• Mark and Jay

Monster Hunter World - First Impressions

Two Accounts from the first hours on the job

To date we have sent two brave warriors into the New World. They've seen some things, but more importantly (#questionable), they've felt some things...Here are they're impressions of the first few hours.

Mark's Account

Having never played a monster hunter game before it’s difficult to explain how my first few hours with the game went. This is mostly as I feel in some form of shell shock. To put it bluntly Monster hunter is an attack on the senses leaving you baffled yet wanting more, I think.

There are a lot of things Monster hunter has that will appear very familiar to the average RPG gamer. You have a story involving adventure and travel, you have a character set up screen with a lot of opportunity to shape your character how you want, you have a cute sidekick, and you have an unknown island full of stuff to kill. It’s not the premise of MH that is the shock and awe; it’s how it goes about this.

In what stands for a tutorial you are thrown feature after tactic after skill after mechanic. These are usually in the form of simple one page tutorials that don’t, in my opinion, give you either the context they are used in or often what they actually do.

This is not to say my first impressions of MH are bad. In fact the opposite, it’s a beautiful game and that goes a long way. The characters are expressive with a slightly cartoony feel, but are lively and fun to watch. In typical fashion for me I spent close to half an hour creating my character and considering you only have to design your head and hair that shows you the amount of customisation (and my indecision) that is possible. The environment is lush and makes you want to explore. The monsters both large and small are well designed and as of yet have stayed away from the overtly Japanese craziness that I tend to shy away from.

You can tell there is a wealth of collecting to be done, and it’s clear that grinding will play a big positive part in getting the parts for what is, already after two hours, a large selection of gear and weapons to make.

You can collect samples for research to give you points to upgrade your armour, you can bring back food ingredients to impress the chef to help you create meals which add timed bonuses to your stats, you can kill and stalk prey to learn more about them in your journal, you can mine, you can explore bonefields for parts, you can complete side missions for XP… This list goes on. You can do this in story quests, optional quests, expeditions all of which are different forms of being sent into the field with different time restraints and rules… And this for me is the problem with MH. There is just so much going on that it’s almost freaking me out.

My other issue with the game is the combat.
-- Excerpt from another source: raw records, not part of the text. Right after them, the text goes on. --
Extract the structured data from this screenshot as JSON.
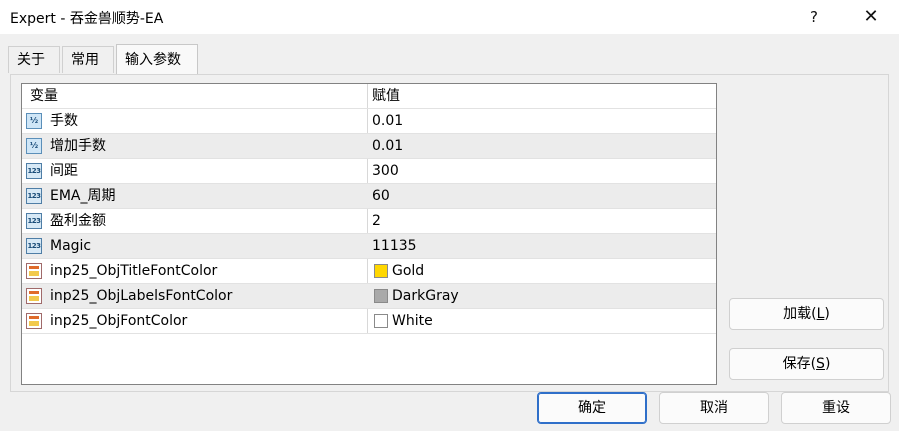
{
  "window": {
    "title": "Expert - 吞金兽顺势-EA",
    "help_glyph": "?",
    "close_glyph": "✕"
  },
  "tabs": [
    {
      "label": "关于"
    },
    {
      "label": "常用"
    },
    {
      "label": "输入参数",
      "active": true
    }
  ],
  "grid": {
    "header": {
      "name": "变量",
      "value": "赋值"
    },
    "rows": [
      {
        "icon": "fraction-icon",
        "icon_text": "½",
        "name": "手数",
        "value": "0.01"
      },
      {
        "icon": "fraction-icon",
        "icon_text": "½",
        "name": "增加手数",
        "value": "0.01"
      },
      {
        "icon": "integer-icon",
        "icon_text": "123",
        "name": "间距",
        "value": "300"
      },
      {
        "icon": "integer-icon",
        "icon_text": "123",
        "name": "EMA_周期",
        "value": "60"
      },
      {
        "icon": "integer-icon",
        "icon_text": "123",
        "name": "盈利金额",
        "value": "2"
      },
      {
        "icon": "integer-icon",
        "icon_text": "123",
        "name": "Magic",
        "value": "11135"
      },
      {
        "icon": "color-icon",
        "name": "inp25_ObjTitleFontColor",
        "value": "Gold",
        "swatch": "#FFD700"
      },
      {
        "icon": "color-icon",
        "name": "inp25_ObjLabelsFontColor",
        "value": "DarkGray",
        "swatch": "#A9A9A9"
      },
      {
        "icon": "color-icon",
        "name": "inp25_ObjFontColor",
        "value": "White",
        "swatch": "#FFFFFF"
      }
    ]
  },
  "buttons": {
    "load_main": "加载(",
    "load_key": "L",
    "load_end": ")",
    "save_main": "保存(",
    "save_key": "S",
    "save_end": ")",
    "ok": "确定",
    "cancel": "取消",
    "reset": "重设"
  }
}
When you are fighting a single beast then I can deal with it fine, the tracking is a little disappointing so even when you lock onto a hunt you often spend a lot of your time missing your weapon swings or shots, but when you add multiple smaller creatures into the fray, I’m finding it close to impossible to keep track or attack them other than a messy button mashing technique which, from what I have gathered, is not the calm, collected, defend and timed attack MH way.
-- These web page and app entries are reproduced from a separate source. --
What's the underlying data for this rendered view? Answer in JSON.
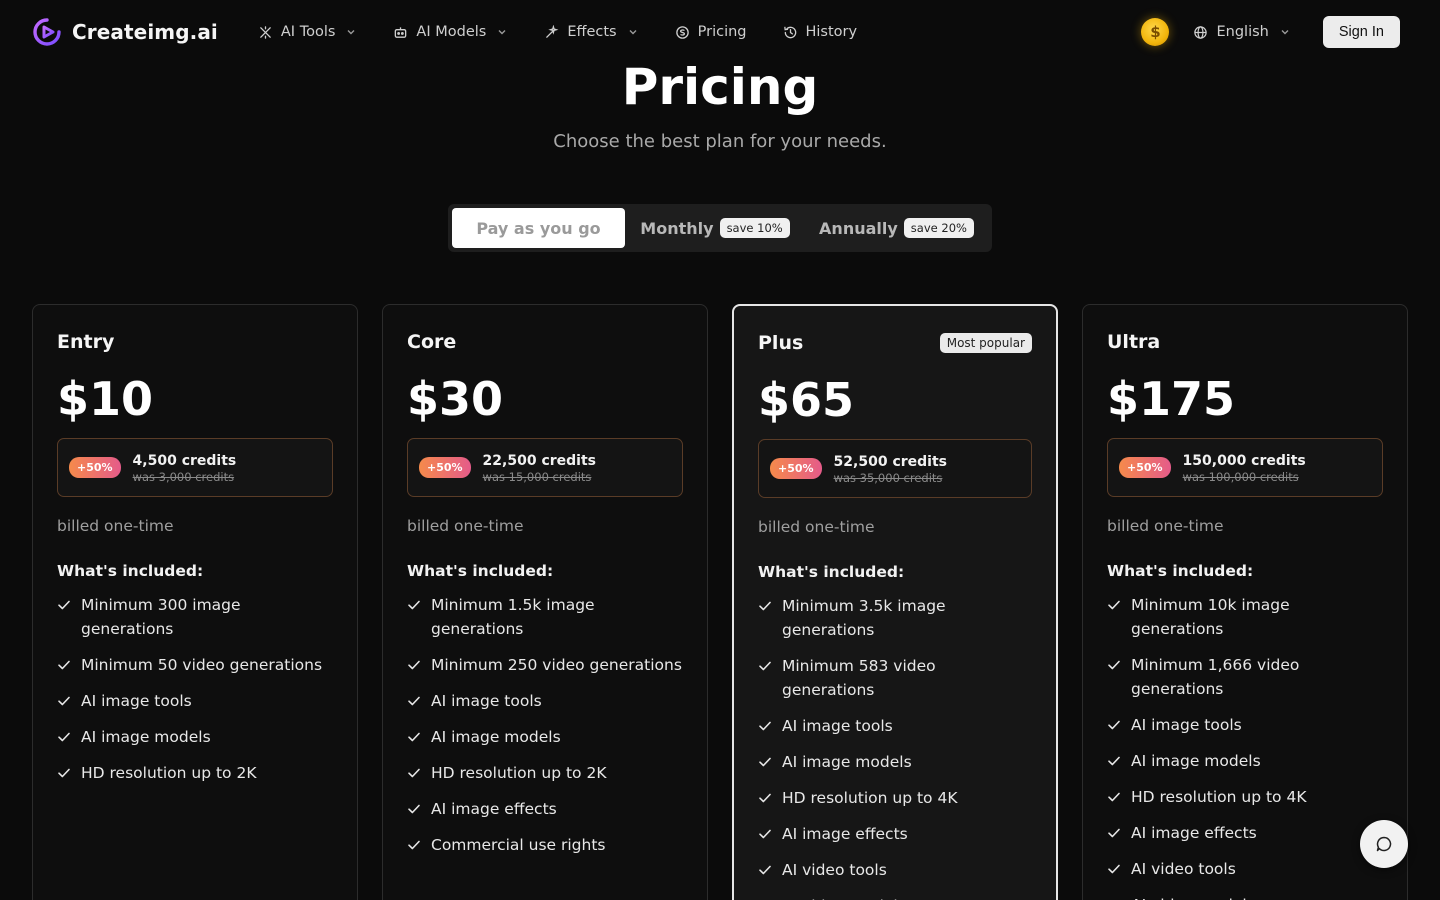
{
  "nav": {
    "brand": "Createimg.ai",
    "links": [
      {
        "label": "AI Tools",
        "icon": "sparkle-tools-icon",
        "dropdown": true
      },
      {
        "label": "AI Models",
        "icon": "robot-icon",
        "dropdown": true
      },
      {
        "label": "Effects",
        "icon": "effects-icon",
        "dropdown": true
      },
      {
        "label": "Pricing",
        "icon": "coin-dollar-icon",
        "dropdown": false
      },
      {
        "label": "History",
        "icon": "history-icon",
        "dropdown": false
      }
    ],
    "coin_symbol": "$",
    "language": "English",
    "sign_in": "Sign In"
  },
  "hero": {
    "title": "Pricing",
    "subtitle": "Choose the best plan for your needs."
  },
  "billing_toggle": {
    "options": [
      {
        "label": "Pay as you go",
        "badge": "",
        "active": true
      },
      {
        "label": "Monthly",
        "badge": "save 10%",
        "active": false
      },
      {
        "label": "Annually",
        "badge": "save 20%",
        "active": false
      }
    ]
  },
  "plans": [
    {
      "name": "Entry",
      "price": "$10",
      "badge": "",
      "bonus": "+50%",
      "credits": "4,500 credits",
      "was": "was 3,000 credits",
      "billed": "billed one-time",
      "included_label": "What's included:",
      "features": [
        "Minimum 300 image generations",
        "Minimum 50 video generations",
        "AI image tools",
        "AI image models",
        "HD resolution up to 2K"
      ]
    },
    {
      "name": "Core",
      "price": "$30",
      "badge": "",
      "bonus": "+50%",
      "credits": "22,500 credits",
      "was": "was 15,000 credits",
      "billed": "billed one-time",
      "included_label": "What's included:",
      "features": [
        "Minimum 1.5k image generations",
        "Minimum 250 video generations",
        "AI image tools",
        "AI image models",
        "HD resolution up to 2K",
        "AI image effects",
        "Commercial use rights"
      ]
    },
    {
      "name": "Plus",
      "price": "$65",
      "badge": "Most popular",
      "bonus": "+50%",
      "credits": "52,500 credits",
      "was": "was 35,000 credits",
      "billed": "billed one-time",
      "included_label": "What's included:",
      "features": [
        "Minimum 3.5k image generations",
        "Minimum 583 video generations",
        "AI image tools",
        "AI image models",
        "HD resolution up to 4K",
        "AI image effects",
        "AI video tools",
        "AI video models"
      ]
    },
    {
      "name": "Ultra",
      "price": "$175",
      "badge": "",
      "bonus": "+50%",
      "credits": "150,000 credits",
      "was": "was 100,000 credits",
      "billed": "billed one-time",
      "included_label": "What's included:",
      "features": [
        "Minimum 10k image generations",
        "Minimum 1,666 video generations",
        "AI image tools",
        "AI image models",
        "HD resolution up to 4K",
        "AI image effects",
        "AI video tools",
        "AI video models"
      ]
    }
  ],
  "chat": {
    "icon": "chat-bubble-icon"
  }
}
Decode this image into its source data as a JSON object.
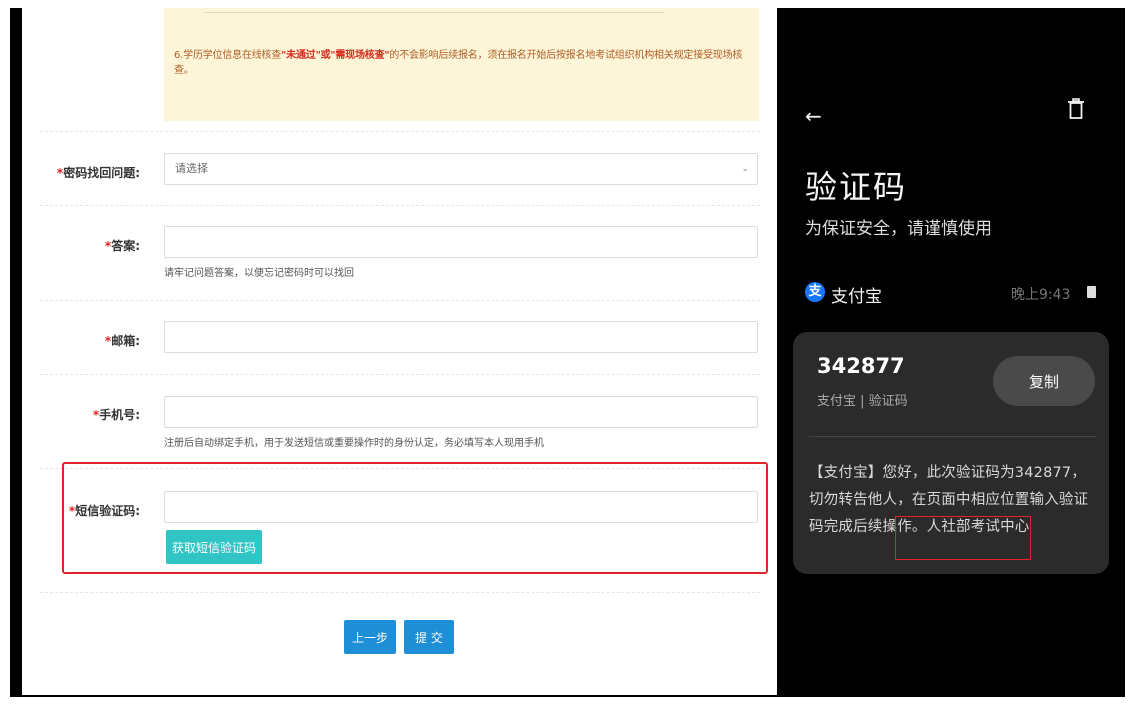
{
  "notice": {
    "prefix": "6.学历学位信息在线核查",
    "highlight": "\"未通过\"或\"需现场核查\"",
    "suffix": "的不会影响后续报名，须在报名开始后按报名地考试组织机构相关规定接受现场核查。"
  },
  "form": {
    "question": {
      "label": "密码找回问题:",
      "value": "请选择"
    },
    "answer": {
      "label": "答案:",
      "hint": "请牢记问题答案，以便忘记密码时可以找回"
    },
    "email": {
      "label": "邮箱:"
    },
    "phone": {
      "label": "手机号:",
      "hint": "注册后自动绑定手机，用于发送短信或重要操作时的身份认定，务必填写本人现用手机"
    },
    "sms": {
      "label": "短信验证码:",
      "button": "获取短信验证码"
    },
    "required_mark": "*",
    "prev_button": "上一步",
    "submit_button": "提 交"
  },
  "phone_panel": {
    "back_icon": "arrow-left-icon",
    "delete_icon": "trash-icon",
    "title": "验证码",
    "subtitle": "为保证安全，请谨慎使用",
    "sender": "支付宝",
    "sender_icon_glyph": "支",
    "time": "晚上9:43",
    "code": "342877",
    "code_meta": "支付宝 | 验证码",
    "copy_button": "复制",
    "message": "【支付宝】您好，此次验证码为342877，切勿转告他人，在页面中相应位置输入验证码完成后续操作。人社部考试中心"
  },
  "colors": {
    "highlight_border": "#e0242b",
    "sms_button": "#31c4c4",
    "primary_button": "#1e8ed6",
    "notice_bg": "#fcf5d7"
  }
}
I want to say I jumped into MH and I’m so immersed that Chris and Hope may not hear from me for a few weeks, but compared to other deep RPG games like The Witcher3, Fallout4 etc I’m just finding the game a little lacking in that ability to draw me in.

Whether it’s the “throw you in at the deep end and hope you swim” tutorial experience which has left me running to online guides every 5 minutes or whether it’s the lacking of a defined direction to go in once you have settled on the island, I’m struggling to enjoy this in single player. Chris is looking to pick up MH soon so maybe with the addition of a hunting buddy the game will live up to it’s hype for me.
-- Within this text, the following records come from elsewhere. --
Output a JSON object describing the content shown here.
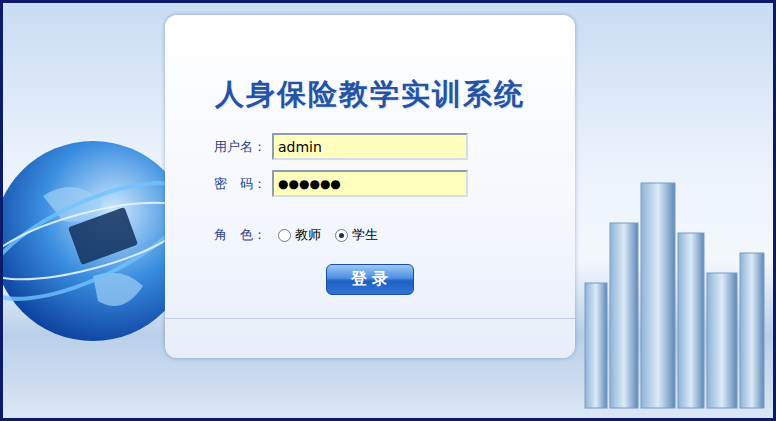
{
  "title": "人身保险教学实训系统",
  "fields": [
    {
      "label": "用户名：",
      "value": "admin",
      "kind": "text"
    },
    {
      "label": "密　码：",
      "value": "●●●●●●",
      "kind": "password"
    }
  ],
  "role": {
    "label": "角　色：",
    "options": [
      {
        "label": "教师",
        "selected": false
      },
      {
        "label": "学生",
        "selected": true
      }
    ]
  },
  "buttons": [
    "登 录"
  ]
}
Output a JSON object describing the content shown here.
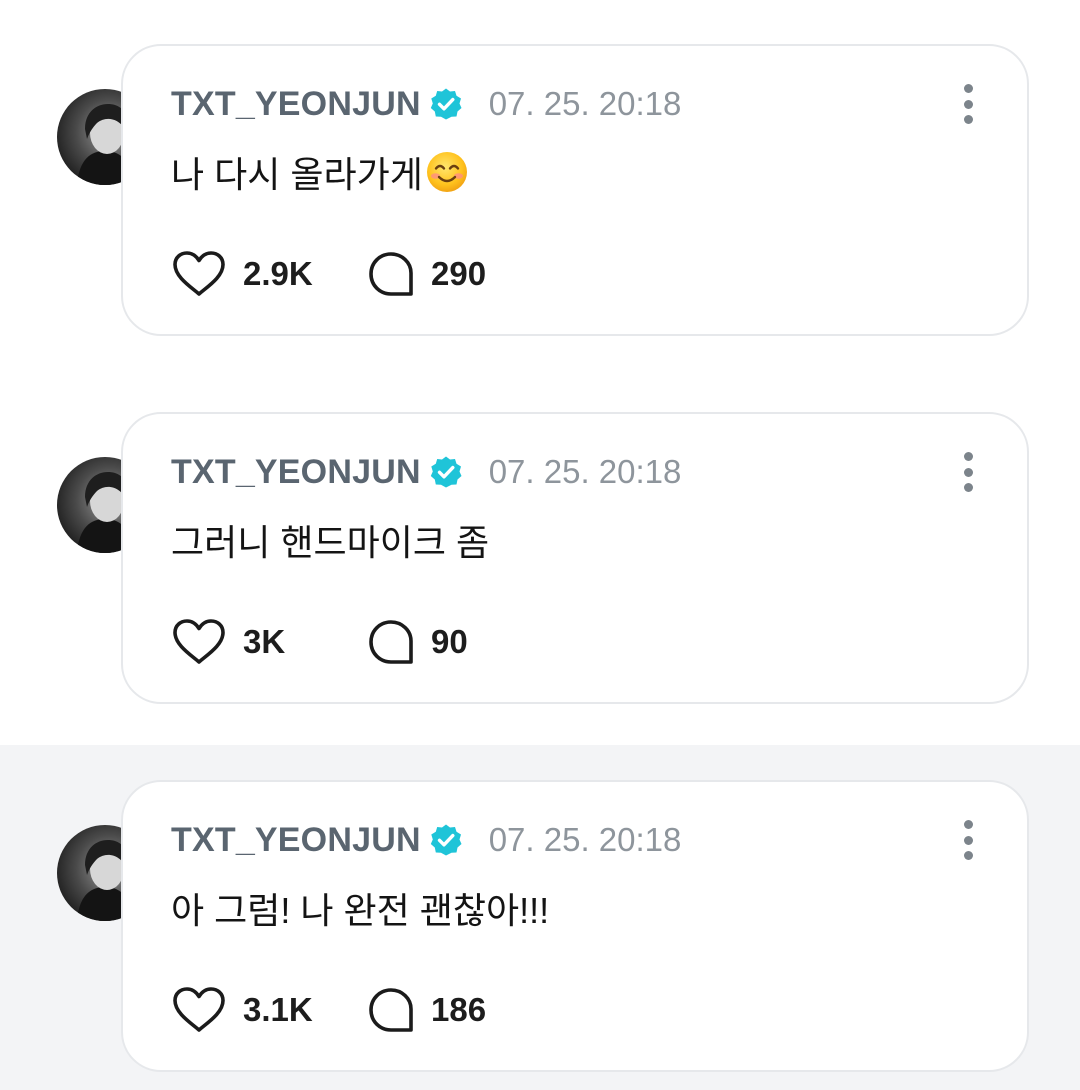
{
  "posts": [
    {
      "username": "TXT_YEONJUN",
      "timestamp": "07. 25. 20:18",
      "text": "나 다시 올라가게",
      "emoji": "smiling-face-with-smiling-eyes",
      "likes": "2.9K",
      "comments": "290"
    },
    {
      "username": "TXT_YEONJUN",
      "timestamp": "07. 25. 20:18",
      "text": "그러니 핸드마이크 좀",
      "likes": "3K",
      "comments": "90"
    },
    {
      "username": "TXT_YEONJUN",
      "timestamp": "07. 25. 20:18",
      "text": "아 그럼! 나 완전 괜찮아!!!",
      "likes": "3.1K",
      "comments": "186"
    }
  ],
  "icons": {
    "verified": "verified-badge-icon",
    "more": "more-vertical-icon",
    "like": "heart-icon",
    "comment": "comment-bubble-icon"
  },
  "colors": {
    "verified_badge": "#1fc4d8",
    "username": "#5a6570",
    "timestamp": "#8e959c",
    "card_border": "#e6e8eb",
    "highlight_background": "#f3f4f6"
  }
}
Jay's Account

I've also recently just picked up Monster Hunter World and just like Mark I am new to the series. I was amazed at all the things you could do in this game right from the get go, from getting food cooked by Palicos to slinging your weapons around in the vast amounts of wild. Initially I loved this idea, almost being thrown into the game right from the start instead of spending hours on tutorials and beginner stages, however as I got a few quests deep I started to realise why a game of this caliber needs stages like that.

With not a lot in regards to tutorials you're kind of thrown in the deep end with Monster Hunter and when it comes to taking down beasts it is really difficult especially being new to the game. My combination of button mashing and a few well planned strikes don't fare well anymore and so I'm back to square one of trying to master my weapons.

What also doesn't help is the vast amount of weapons to choose from, again this is probably good for most however for me it just seems like too many for me to even begin to decide what to start off with. The small training room gives you a little area to find your feet with a weapon but it's a whole new feat trying to put these newly learnt skills to the test on a huge flying/moving beast.

This doesn't put me off the game though, and although I'm getting frustrated with constantly being killed by the monsters - this game keeps me coming back for more. Eventually with some perseverance and reading countless online guides I should master this game to some degree. As a whole this game is great but not kind to beginners.

I'm looking forward to trying the multiplayer out properly one day but for now the single player is infuriating me, however I just can't put it down.

Any of you playing MHW?

#MonsterHunter #MonsterHunterWorld #PS4 #RPG #OpenWorld